in the meantime, have a lovely Christmas or Chanukah or simply a delightful holiday at the time of twinkle lights....and if you're lucky enough to have a good father about, give him a hug.

Wednesday, 17 December 2014

Silly season

It's the silly season
and I forgot to say Happy Birthday Herr Beethoven yesterday ( his 244th!)
I'm offering a little party game on Instagram 

Tuesday, 16 December 2014

wandering + wondering

last Tuesday i packed 'back country' into the back of the ute [that's a pick-up if you're American] and headed out via the World's End Highway, the Goyder Highway and then the Barrier Highway up to Broken Hill and across New South Wales to deliver and install the work at the Tamworth Regional Gallery. [that's a little over 3000km there and back again]

and then yesterday i got up before sunrise, climbed into the [now much emptier] ute and pointed it in a westerly direction. Augustus [that's the ute's name] could smell his home paddock and was eager to go. 
me too.

i was also eager to see the Geminid meteor shower that's lighting up the night skies at present, so as the sun got lower i began to look for a suitable campsite. it's been years since i last slept under the sky in the outback. when the children were small we simply camped in a paddock at home and in recent years much of my travel has been to destinations overseas where camping isn't a practical response to the challenge of finding a bed [and where there are ticks, which give me the heebie jeebies]

about 120km east of Broken Hill i found a small red dirt road labelled Wirreanda. it looked suitably infrequently used so i turned up it and drove until i could see just the lights of the trucks on the highway but not hear them [thinking that i wanted to be within walking distance in case Augustus didn't want to start in the morning]. i also took a screen shot of the compass on my iPhone and messaged it to the folks back home so that they would have the coordinates in case that was the last time they heard from me and had to search for a body. 
then i unrolled my swag in the tray of the ute [there's just enough room for me to sleep diagonally] and hung a mosquito net over the top. perfect.

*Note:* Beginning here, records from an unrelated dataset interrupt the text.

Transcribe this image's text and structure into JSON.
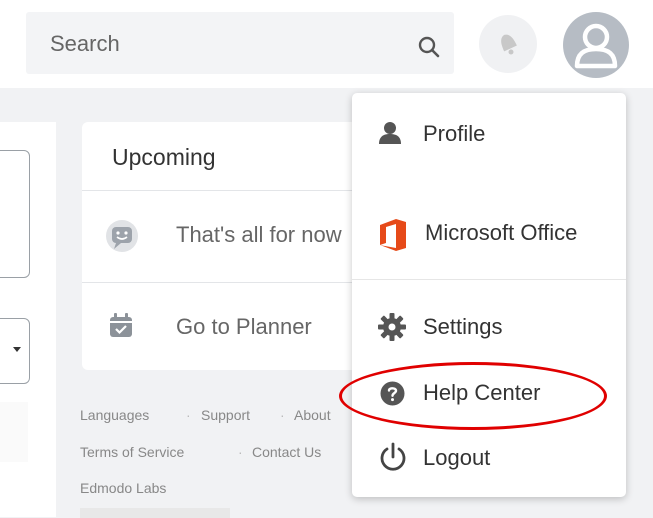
{
  "header": {
    "search_placeholder": "Search",
    "icons": [
      "search-icon",
      "notification-bell-icon",
      "user-avatar-icon"
    ]
  },
  "upcoming": {
    "title": "Upcoming",
    "empty_text": "That's all for now",
    "planner_link": "Go to Planner"
  },
  "footer": {
    "links": [
      "Languages",
      "Support",
      "About",
      "Terms of Service",
      "Contact Us",
      "Edmodo Labs"
    ]
  },
  "menu": {
    "items": [
      {
        "label": "Profile",
        "icon": "person-icon"
      },
      {
        "label": "Microsoft Office",
        "icon": "microsoft-office-icon"
      },
      {
        "label": "Settings",
        "icon": "gear-icon"
      },
      {
        "label": "Help Center",
        "icon": "help-circle-icon"
      },
      {
        "label": "Logout",
        "icon": "power-icon"
      }
    ]
  },
  "colors": {
    "office_orange": "#e64a19",
    "highlight_oval": "#e00000",
    "icon_gray": "#555555"
  }
}
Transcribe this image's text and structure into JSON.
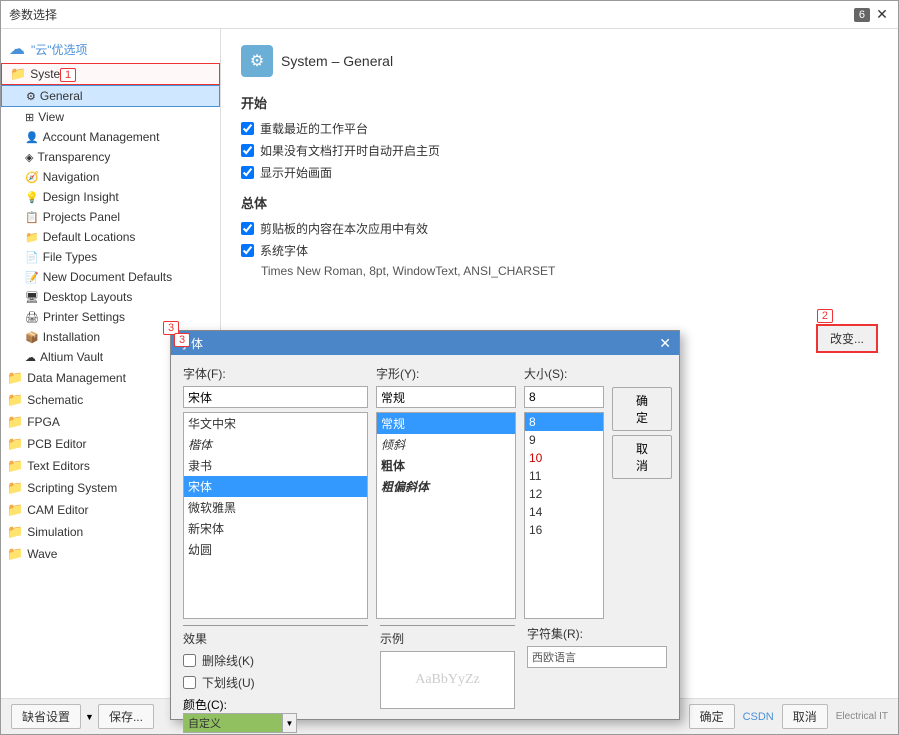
{
  "window": {
    "title": "参数选择",
    "badge": "6",
    "close_btn": "✕"
  },
  "cloud_label": "\"云\"优选项",
  "numbers": {
    "n1": "1",
    "n2": "2",
    "n3": "3"
  },
  "sidebar": {
    "items": [
      {
        "id": "system",
        "label": "System",
        "level": 1,
        "type": "folder",
        "expanded": true
      },
      {
        "id": "general",
        "label": "General",
        "level": 2,
        "type": "item",
        "selected": true
      },
      {
        "id": "view",
        "label": "View",
        "level": 2,
        "type": "item"
      },
      {
        "id": "account",
        "label": "Account Management",
        "level": 2,
        "type": "item"
      },
      {
        "id": "transparency",
        "label": "Transparency",
        "level": 2,
        "type": "item"
      },
      {
        "id": "navigation",
        "label": "Navigation",
        "level": 2,
        "type": "item"
      },
      {
        "id": "design",
        "label": "Design Insight",
        "level": 2,
        "type": "item"
      },
      {
        "id": "projects",
        "label": "Projects Panel",
        "level": 2,
        "type": "item"
      },
      {
        "id": "locations",
        "label": "Default Locations",
        "level": 2,
        "type": "item"
      },
      {
        "id": "filetypes",
        "label": "File Types",
        "level": 2,
        "type": "item"
      },
      {
        "id": "newdoc",
        "label": "New Document Defaults",
        "level": 2,
        "type": "item"
      },
      {
        "id": "desktop",
        "label": "Desktop Layouts",
        "level": 2,
        "type": "item"
      },
      {
        "id": "printer",
        "label": "Printer Settings",
        "level": 2,
        "type": "item"
      },
      {
        "id": "install",
        "label": "Installation",
        "level": 2,
        "type": "item"
      },
      {
        "id": "altium",
        "label": "Altium Vault",
        "level": 2,
        "type": "item"
      },
      {
        "id": "datamgmt",
        "label": "Data Management",
        "level": 1,
        "type": "folder"
      },
      {
        "id": "schematic",
        "label": "Schematic",
        "level": 1,
        "type": "folder"
      },
      {
        "id": "fpga",
        "label": "FPGA",
        "level": 1,
        "type": "folder"
      },
      {
        "id": "pcb",
        "label": "PCB Editor",
        "level": 1,
        "type": "folder"
      },
      {
        "id": "text",
        "label": "Text Editors",
        "level": 1,
        "type": "folder"
      },
      {
        "id": "scripting",
        "label": "Scripting System",
        "level": 1,
        "type": "folder"
      },
      {
        "id": "cam",
        "label": "CAM Editor",
        "level": 1,
        "type": "folder"
      },
      {
        "id": "simulation",
        "label": "Simulation",
        "level": 1,
        "type": "folder"
      },
      {
        "id": "wave",
        "label": "Wave",
        "level": 1,
        "type": "folder"
      }
    ]
  },
  "main": {
    "section_title": "System – General",
    "group1": "开始",
    "check1": "重载最近的工作平台",
    "check2": "如果没有文档打开时自动开启主页",
    "check3": "显示开始画面",
    "group2": "总体",
    "check4": "剪贴板的内容在本次应用中有效",
    "check5": "系统字体",
    "font_preview": "Times New Roman, 8pt, WindowText, ANSI_CHARSET",
    "change_btn": "改变..."
  },
  "font_dialog": {
    "title": "字体",
    "font_label": "字体(F):",
    "style_label": "字形(Y):",
    "size_label": "大小(S):",
    "font_input": "宋体",
    "style_input": "常规",
    "size_input": "8",
    "font_list": [
      {
        "label": "华文中宋",
        "style": "chinese"
      },
      {
        "label": "楷体",
        "style": "italic"
      },
      {
        "label": "隶书",
        "style": "chinese"
      },
      {
        "label": "宋体",
        "style": "selected"
      },
      {
        "label": "微软雅黑",
        "style": "normal"
      },
      {
        "label": "新宋体",
        "style": "normal"
      },
      {
        "label": "幼圆",
        "style": "normal"
      }
    ],
    "style_list": [
      {
        "label": "常规",
        "style": "selected"
      },
      {
        "label": "倾斜",
        "style": "italic"
      },
      {
        "label": "粗体",
        "style": "bold"
      },
      {
        "label": "粗偏斜体",
        "style": "bold-italic"
      }
    ],
    "size_list": [
      {
        "label": "8",
        "style": "selected"
      },
      {
        "label": "9",
        "style": "normal"
      },
      {
        "label": "10",
        "style": "red"
      },
      {
        "label": "11",
        "style": "normal"
      },
      {
        "label": "12",
        "style": "normal"
      },
      {
        "label": "14",
        "style": "normal"
      },
      {
        "label": "16",
        "style": "normal"
      }
    ],
    "ok_btn": "确定",
    "cancel_btn": "取消",
    "effects_title": "效果",
    "check_strikeout": "删除线(K)",
    "check_underline": "下划线(U)",
    "color_label": "颜色(C):",
    "color_value": "自定义",
    "sample_title": "示例",
    "sample_text": "AaBbYyZz",
    "charset_label": "字符集(R):",
    "charset_value": "西欧语言"
  },
  "bottom": {
    "defaults_btn": "缺省设置",
    "save_btn": "保存...",
    "ok_btn": "确定",
    "cancel_btn": "取消",
    "brand_text": "CSDN",
    "brand_sub": "Electrical IT"
  }
}
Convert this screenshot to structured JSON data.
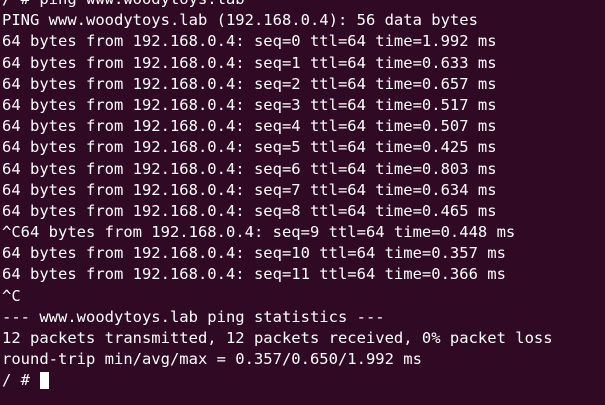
{
  "terminal": {
    "lines": [
      "/ # ping www.woodytoys.lab",
      "PING www.woodytoys.lab (192.168.0.4): 56 data bytes",
      "64 bytes from 192.168.0.4: seq=0 ttl=64 time=1.992 ms",
      "64 bytes from 192.168.0.4: seq=1 ttl=64 time=0.633 ms",
      "64 bytes from 192.168.0.4: seq=2 ttl=64 time=0.657 ms",
      "64 bytes from 192.168.0.4: seq=3 ttl=64 time=0.517 ms",
      "64 bytes from 192.168.0.4: seq=4 ttl=64 time=0.507 ms",
      "64 bytes from 192.168.0.4: seq=5 ttl=64 time=0.425 ms",
      "64 bytes from 192.168.0.4: seq=6 ttl=64 time=0.803 ms",
      "64 bytes from 192.168.0.4: seq=7 ttl=64 time=0.634 ms",
      "64 bytes from 192.168.0.4: seq=8 ttl=64 time=0.465 ms",
      "^C64 bytes from 192.168.0.4: seq=9 ttl=64 time=0.448 ms",
      "64 bytes from 192.168.0.4: seq=10 ttl=64 time=0.357 ms",
      "64 bytes from 192.168.0.4: seq=11 ttl=64 time=0.366 ms",
      "^C",
      "--- www.woodytoys.lab ping statistics ---",
      "12 packets transmitted, 12 packets received, 0% packet loss",
      "round-trip min/avg/max = 0.357/0.650/1.992 ms"
    ],
    "prompt": "/ # "
  },
  "colors": {
    "background": "#300a24",
    "text": "#ffffff"
  }
}
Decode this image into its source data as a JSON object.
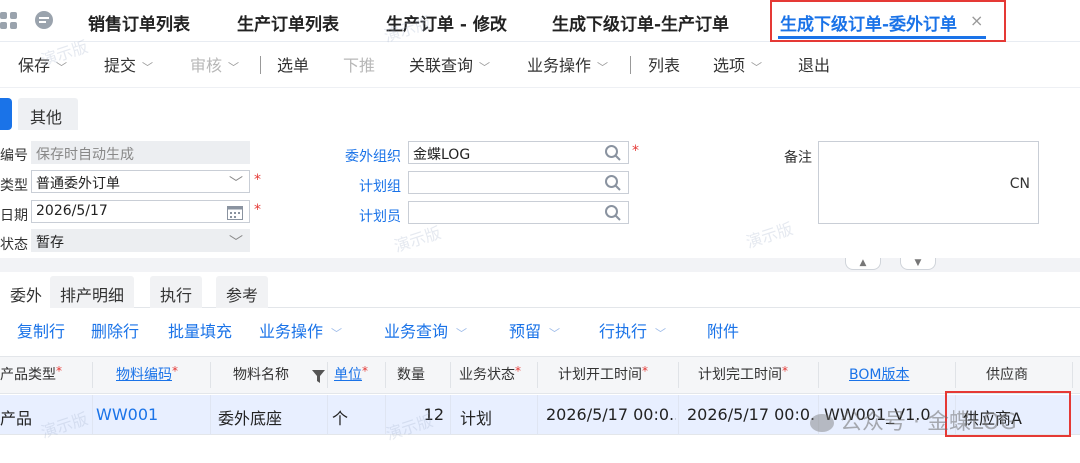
{
  "tabs": [
    {
      "label": "销售订单列表"
    },
    {
      "label": "生产订单列表"
    },
    {
      "label": "生产订单 - 修改"
    },
    {
      "label": "生成下级订单-生产订单"
    },
    {
      "label": "生成下级订单-委外订单",
      "active": true
    }
  ],
  "toolbar": {
    "save": "保存",
    "submit": "提交",
    "audit": "审核",
    "select": "选单",
    "push_down": "下推",
    "related_query": "关联查询",
    "business_ops": "业务操作",
    "list": "列表",
    "options": "选项",
    "exit": "退出"
  },
  "subtab": "其他",
  "form": {
    "number_label": "编号",
    "number_placeholder": "保存时自动生成",
    "type_label": "类型",
    "type_value": "普通委外订单",
    "date_label": "日期",
    "date_value": "2026/5/17",
    "status_label": "状态",
    "status_value": "暂存",
    "org_label": "委外组织",
    "org_value": "金蝶LOG",
    "plan_group_label": "计划组",
    "planner_label": "计划员",
    "remark_label": "备注",
    "remark_value": "CN"
  },
  "entry_tabs": [
    "委外",
    "排产明细",
    "执行",
    "参考"
  ],
  "entry_toolbar": {
    "copy_row": "复制行",
    "delete_row": "删除行",
    "batch_fill": "批量填充",
    "business_ops": "业务操作",
    "business_query": "业务查询",
    "reserve": "预留",
    "row_execute": "行执行",
    "attachment": "附件"
  },
  "grid": {
    "headers": {
      "product_type": "产品类型",
      "material_code": "物料编码",
      "material_name": "物料名称",
      "unit": "单位",
      "quantity": "数量",
      "biz_status": "业务状态",
      "plan_start": "计划开工时间",
      "plan_finish": "计划完工时间",
      "bom_version": "BOM版本",
      "supplier": "供应商"
    },
    "rows": [
      {
        "product_type": "产品",
        "material_code": "WW001",
        "material_name": "委外底座",
        "unit": "个",
        "quantity": "12",
        "biz_status": "计划",
        "plan_start": "2026/5/17 00:0...",
        "plan_finish": "2026/5/17 00:0...",
        "bom_version": "WW001_V1.0",
        "supplier": "供应商A"
      }
    ]
  },
  "watermark": {
    "demo": "演示版",
    "logo": "公众号 · 金蝶LOG"
  },
  "colors": {
    "accent": "#1a73e8",
    "highlight": "#e53935"
  }
}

in the past i have always had a dog along when sleeping out but the pawprints left by Kip when she passed on July 19th, 2010 still haven't been filled so the precaution above [given the lack of canine company] was a simply sensible thing to do. you never know.

it turned out to be a splendid night, initially enlivened by lightning displays around the horizon and then beautifully clear with a myriad shooting stars, including one that seemed almost a Min Min light, bright green and travelling horizontally about 10 degrees above the northern horizon.

and then a couple of hours before dawn the moon rose in the east, cunningly disguised as a big slice of candied orange. at one point a tiny passing bat grazed my cheek with its wing as it flipped by, casually disposing of a mosquito

i had brought a book to read and also a set of solar powered twinkle lights [they'd been charging up on the dash all day] to read by but i never so much as turned a page and after testing the lights, turned them off as well. 


it was such a luxury to have the time to watch the sun go down, see the stars appear and truly appreciate the slow transition from day into night, listening to the birds organising themselves for sleep, the brief concerto of singing insects and then the rich velvety silence of a desert night, so quiet that it seemed i could hear the passing stars
i'm pretty sure the shades of the seven lovely Dogs who have blessed my life were there as well 

in the morning, after a bit of yoga [that 33 year old swag doubles nicely as a yoga mat] i packed up and discovered i had not been alone after all

there were also "tail-drag" marks from a kangaroo who had visited in the night, maybe to ask me to stop snoring. i hadn't heard it at all.
 i headed off again, stopping for a musical interlude under a bridge just outside Broken Hill while it was still cool and before the flies got busy. i like the acoustics that big bridges offer.

i found that others had been there before me

oh yeah? well i had sax under the bridge. 
far less messy and i'm guessing it probably sounded better too.